Breaking taboos

After years of stagnation the Irish Pride parade began again in earnest in 1992. 400 people turned up at Stephen’s Green, marching past that other symbol of sexual liberation The Virgin Megastores and then on to Central Bank. In 1993 the bill decriminalizing homosexuality was signed off during Pride Week, prompting the humorous rally cry during the parade: “What do we want? Equal rights! When do we want it? Yesterday!”

With decriminalisation came a new attitude of engagement. Taboos on discussing LGBT issues in polite conversation were broken. It gave mainstream Irish society license to interact with their gay peers. With social respect came commercial validation, as savvy capitalists began to acknowledge the power of the pink punt.

One of the many creative banners in the black and white pictures presented by Tonie at the talk proclaimed: “better blatant than latent”. I think that’s a fitting call to visiblity. The youth vote will be essential in the upcoming referendum on marriage equality and it is more important than ever that young people realise the bravery in the face of terrible violence, the work and dedication, our journey so far has cost.

One of most pertinent and painful aspects of seeing the past is that we are yet to enjoy real equality and liberty. We have inherited a great legacy from brave individuals like Tonie Walsh, but we still have to keep fighting the good fight. We are at a crossroads in Irish history. For the sake of the generations to come we must leave a lasting legacy. We must demand equality with bravery and dignity. We must demand it with pride.

Rob Buchanan is an aspiring novelist, journalist, poet and drinker with a writing problem. Follow him on Twitter @RobLooseCannon or on his blog Loose Cannon Buchanan.

This article originally appeared on TheOutmost.com.

Official Dates for 2018 Festival

The wait is almost over. The Dublin LGBTQ Pride Festival 2018 is taking place this June and it promises to be our biggest and best ever!

The good news is that this year the festival will run from June 21st to June 30th, 2018. With the Parade Day taking place on Saturday June 30th.

In the coming weeks we will have even more information and events to announce so keep an eye on our Twitter and Facebook pages.

‘A Day In May’ To Premiere at Dublin Pride 2018

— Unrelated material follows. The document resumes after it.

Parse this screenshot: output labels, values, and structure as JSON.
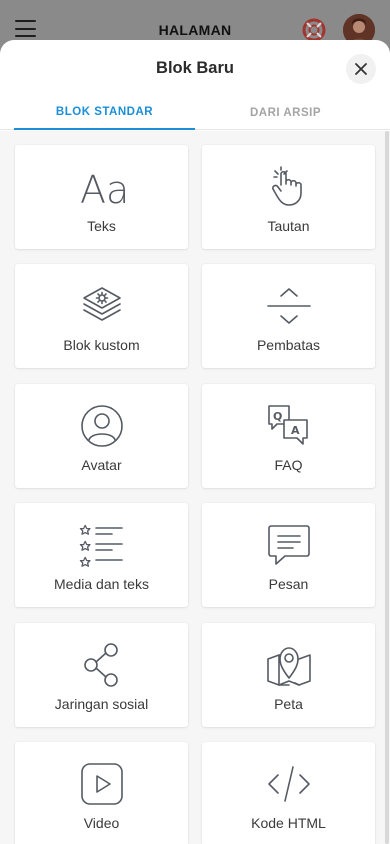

A Day In May – The World Premiere of this new play will be part of the Dublin Pride Festival 2018. For two nights only – Sunday 24th and Monday 25th June 2018.

We all remember the years, weeks and months leading up to that magical day in May 2015 when the people of Ireland said Yes to Marriage Equality.

Ticket are now on sale for ‘A Day In May’, a play based on the book of the same name by Charlie Bird that captured some of the stories from the historic referendum.

The play will run as part of this year’s Dublin Pride Festival for two nights only – Sunday 24th and Monday 25th June – and take place in the Olympia Theatre Dublin.

All proceeds from the event will go to Pieta House working with BelongTo LGBT+ Youth Service their friends and collaborative partners, BelongTo work in partnership with Pieta House to deliver a counselling service for LGBTI+ young people who were self-harming or thinking of suicide. Growing up LGBTI+ doesn’t need to be painful and challenging. But not being accepted for who you are can have serious impacts on the mental health of our young people. LGTBI+ young people are three times more likely to attempt suicide, and two times more likely to self-harm than their non LGBTI+ friends. By accessing support through oBelongTo/Pieta House Counselling Service, our young people can stop the pain they feel, and rediscover reasons to live.

GET YOUR TICKETS TODAY